# [Exercise requirements]
Only the pictures are to be dropped; the rest of the data below is to be duplicated exactly.

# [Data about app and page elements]
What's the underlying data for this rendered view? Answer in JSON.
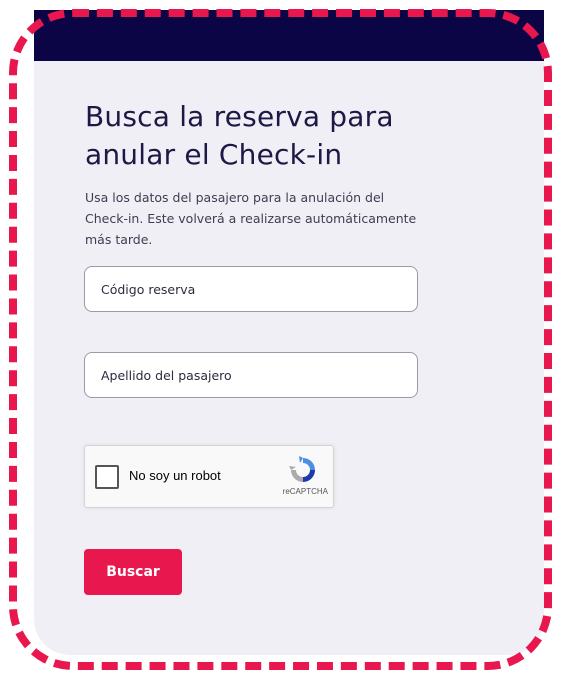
{
  "header": {
    "color": "#0c0545"
  },
  "form": {
    "title": "Busca la reserva para anular el Check-in",
    "description": "Usa los datos del pasajero para la anulación del Check-in. Este volverá a realizarse automáticamente más tarde.",
    "booking_code_placeholder": "Código reserva",
    "surname_placeholder": "Apellido del pasajero",
    "submit_label": "Buscar"
  },
  "captcha": {
    "label": "No soy un robot",
    "brand": "reCAPTCHA",
    "checked": false,
    "icon": "recaptcha-icon"
  },
  "colors": {
    "accent": "#e8174d",
    "card_background": "#efeff5",
    "title_text": "#1d1845"
  }
}
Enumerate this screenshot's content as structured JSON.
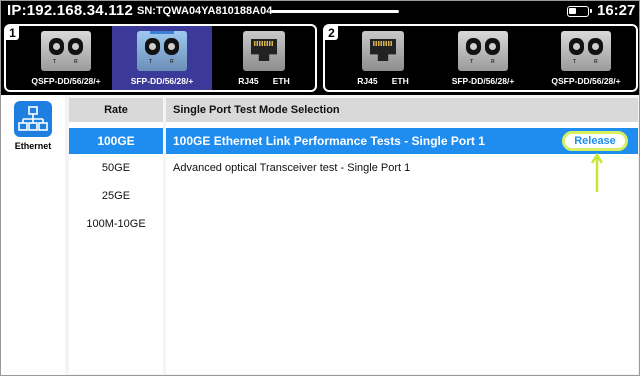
{
  "status_bar": {
    "ip": "IP:192.168.34.112",
    "serial": "SN:TQWA04YA810188A04",
    "time": "16:27"
  },
  "port_groups": [
    {
      "number": "1",
      "ports": [
        {
          "label": "QSFP-DD/56/28/+",
          "icon": "qsfp-port-icon",
          "selected": false
        },
        {
          "label": "SFP-DD/56/28/+",
          "icon": "sfp-port-icon",
          "selected": true
        },
        {
          "label": "RJ45      ETH",
          "icon": "rj45-port-icon",
          "selected": false
        }
      ]
    },
    {
      "number": "2",
      "ports": [
        {
          "label": "RJ45      ETH",
          "icon": "rj45-port-icon",
          "selected": false
        },
        {
          "label": "SFP-DD/56/28/+",
          "icon": "sfp-port-icon",
          "selected": false
        },
        {
          "label": "QSFP-DD/56/28/+",
          "icon": "qsfp-port-icon",
          "selected": false
        }
      ]
    }
  ],
  "sidebar": {
    "ethernet_label": "Ethernet",
    "icon": "network-topology-icon"
  },
  "rate_panel": {
    "header": "Rate",
    "items": [
      "100GE",
      "50GE",
      "25GE",
      "100M-10GE"
    ],
    "selected_index": 0
  },
  "mode_panel": {
    "header": "Single Port Test Mode Selection",
    "items": [
      "100GE Ethernet Link Performance Tests - Single Port 1",
      "Advanced optical Transceiver test - Single Port 1"
    ],
    "selected_index": 0,
    "release_label": "Release"
  },
  "colors": {
    "accent_blue": "#1f8cf0",
    "selected_port": "#3b3a98",
    "highlight_green": "#d6ef60"
  }
}
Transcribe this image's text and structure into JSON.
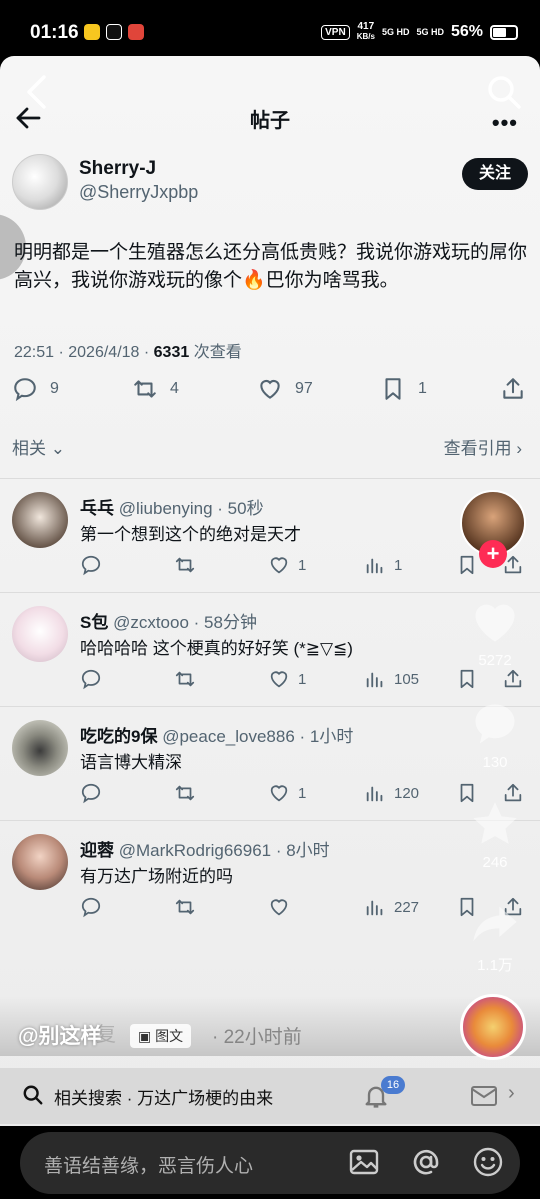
{
  "status_bar": {
    "time": "01:16",
    "vpn": "VPN",
    "speed_value": "417",
    "speed_unit": "KB/s",
    "signal1": "5G HD",
    "signal2": "5G HD",
    "battery": "56%"
  },
  "header": {
    "title": "帖子",
    "more": "•••"
  },
  "author": {
    "name": "Sherry-J",
    "handle": "@SherryJxpbp",
    "follow_label": "关注"
  },
  "post": {
    "text": "明明都是一个生殖器怎么还分高低贵贱？我说你游戏玩的屌你高兴，我说你游戏玩的像个🔥巴你为啥骂我。",
    "timestamp": "22:51 · 2026/4/18 · ",
    "views": "6331",
    "views_label": " 次查看",
    "replies": "9",
    "reposts": "4",
    "likes": "97",
    "bookmarks": "1"
  },
  "related": {
    "left_label": "相关",
    "right_label": "查看引用"
  },
  "replies": [
    {
      "name": "乓乓",
      "meta": "@liubenying · 50秒",
      "text": "第一个想到这个的绝对是天才",
      "likes": "1",
      "views": "1"
    },
    {
      "name": "S包",
      "meta": "@zcxtooo · 58分钟",
      "text": "哈哈哈哈 这个梗真的好好笑 (*≧▽≦)",
      "likes": "1",
      "views": "105"
    },
    {
      "name": "吃吃的9保",
      "meta": "@peace_love886 · 1小时",
      "text": "语言博大精深",
      "likes": "1",
      "views": "120"
    },
    {
      "name": "迎蓉",
      "meta": "@MarkRodrig66961 · 8小时",
      "text": "有万达广场附近的吗",
      "likes": "",
      "views": "227"
    }
  ],
  "float_panel": {
    "likes": "5272",
    "comments": "130",
    "favorites": "246",
    "shares": "1.1万"
  },
  "caption": {
    "user": "@别这样",
    "ghost_text": "复",
    "badge": "图文",
    "time": "· 22小时前"
  },
  "search_strip": {
    "text": "相关搜索 · 万达广场梗的由来",
    "badge": "16"
  },
  "comment_bar": {
    "placeholder": "善语结善缘，恶言伤人心"
  },
  "colors": {
    "accent": "#fe2c55",
    "text_primary": "#0f1419",
    "text_secondary": "#536471"
  }
}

# [Response area]
What's the underlying data for this rendered view? Answer in JSON.
{
  "header": {
    "color": "#0c0545"
  },
  "form": {
    "title": "Busca la reserva para anular el Check-in",
    "description": "Usa los datos del pasajero para la anulación del Check-in. Este volverá a realizarse automáticamente más tarde.",
    "booking_code_placeholder": "Código reserva",
    "surname_placeholder": "Apellido del pasajero",
    "submit_label": "Buscar"
  },
  "captcha": {
    "label": "No soy un robot",
    "brand": "reCAPTCHA",
    "checked": false,
    "icon": "recaptcha-icon"
  },
  "colors": {
    "accent": "#e8174d",
    "card_background": "#efeff5",
    "title_text": "#1d1845"
  }
}
Enumerate this screenshot's content as structured JSON.
{
  "status_bar": {
    "ip": "IP:192.168.34.112",
    "serial": "SN:TQWA04YA810188A04",
    "time": "16:27"
  },
  "port_groups": [
    {
      "number": "1",
      "ports": [
        {
          "label": "QSFP-DD/56/28/+",
          "icon": "qsfp-port-icon",
          "selected": false
        },
        {
          "label": "SFP-DD/56/28/+",
          "icon": "sfp-port-icon",
          "selected": true
        },
        {
          "label": "RJ45      ETH",
          "icon": "rj45-port-icon",
          "selected": false
        }
      ]
    },
    {
      "number": "2",
      "ports": [
        {
          "label": "RJ45      ETH",
          "icon": "rj45-port-icon",
          "selected": false
        },
        {
          "label": "SFP-DD/56/28/+",
          "icon": "sfp-port-icon",
          "selected": false
        },
        {
          "label": "QSFP-DD/56/28/+",
          "icon": "qsfp-port-icon",
          "selected": false
        }
      ]
    }
  ],
  "sidebar": {
    "ethernet_label": "Ethernet",
    "icon": "network-topology-icon"
  },
  "rate_panel": {
    "header": "Rate",
    "items": [
      "100GE",
      "50GE",
      "25GE",
      "100M-10GE"
    ],
    "selected_index": 0
  },
  "mode_panel": {
    "header": "Single Port Test Mode Selection",
    "items": [
      "100GE Ethernet Link Performance Tests - Single Port 1",
      "Advanced optical Transceiver test - Single Port 1"
    ],
    "selected_index": 0,
    "release_label": "Release"
  },
  "colors": {
    "accent_blue": "#1f8cf0",
    "selected_port": "#3b3a98",
    "highlight_green": "#d6ef60"
  }
}
Transcribe this image's text and structure into JSON.
{
  "status_bar": {
    "time": "01:16",
    "vpn": "VPN",
    "speed_value": "417",
    "speed_unit": "KB/s",
    "signal1": "5G HD",
    "signal2": "5G HD",
    "battery": "56%"
  },
  "header": {
    "title": "帖子",
    "more": "•••"
  },
  "author": {
    "name": "Sherry-J",
    "handle": "@SherryJxpbp",
    "follow_label": "关注"
  },
  "post": {
    "text": "明明都是一个生殖器怎么还分高低贵贱？我说你游戏玩的屌你高兴，我说你游戏玩的像个🔥巴你为啥骂我。",
    "timestamp": "22:51 · 2026/4/18 · ",
    "views": "6331",
    "views_label": " 次查看",
    "replies": "9",
    "reposts": "4",
    "likes": "97",
    "bookmarks": "1"
  },
  "related": {
    "left_label": "相关",
    "right_label": "查看引用"
  },
  "replies": [
    {
      "name": "乓乓",
      "meta": "@liubenying · 50秒",
      "text": "第一个想到这个的绝对是天才",
      "likes": "1",
      "views": "1"
    },
    {
      "name": "S包",
      "meta": "@zcxtooo · 58分钟",
      "text": "哈哈哈哈 这个梗真的好好笑 (*≧▽≦)",
      "likes": "1",
      "views": "105"
    },
    {
      "name": "吃吃的9保",
      "meta": "@peace_love886 · 1小时",
      "text": "语言博大精深",
      "likes": "1",
      "views": "120"
    },
    {
      "name": "迎蓉",
      "meta": "@MarkRodrig66961 · 8小时",
      "text": "有万达广场附近的吗",
      "likes": "",
      "views": "227"
    }
  ],
  "float_panel": {
    "likes": "5272",
    "comments": "130",
    "favorites": "246",
    "shares": "1.1万"
  },
  "caption": {
    "user": "@别这样",
    "ghost_text": "复",
    "badge": "图文",
    "time": "· 22小时前"
  },
  "search_strip": {
    "text": "相关搜索 · 万达广场梗的由来",
    "badge": "16"
  },
  "comment_bar": {
    "placeholder": "善语结善缘，恶言伤人心"
  },
  "colors": {
    "accent": "#fe2c55",
    "text_primary": "#0f1419",
    "text_secondary": "#536471"
  }
}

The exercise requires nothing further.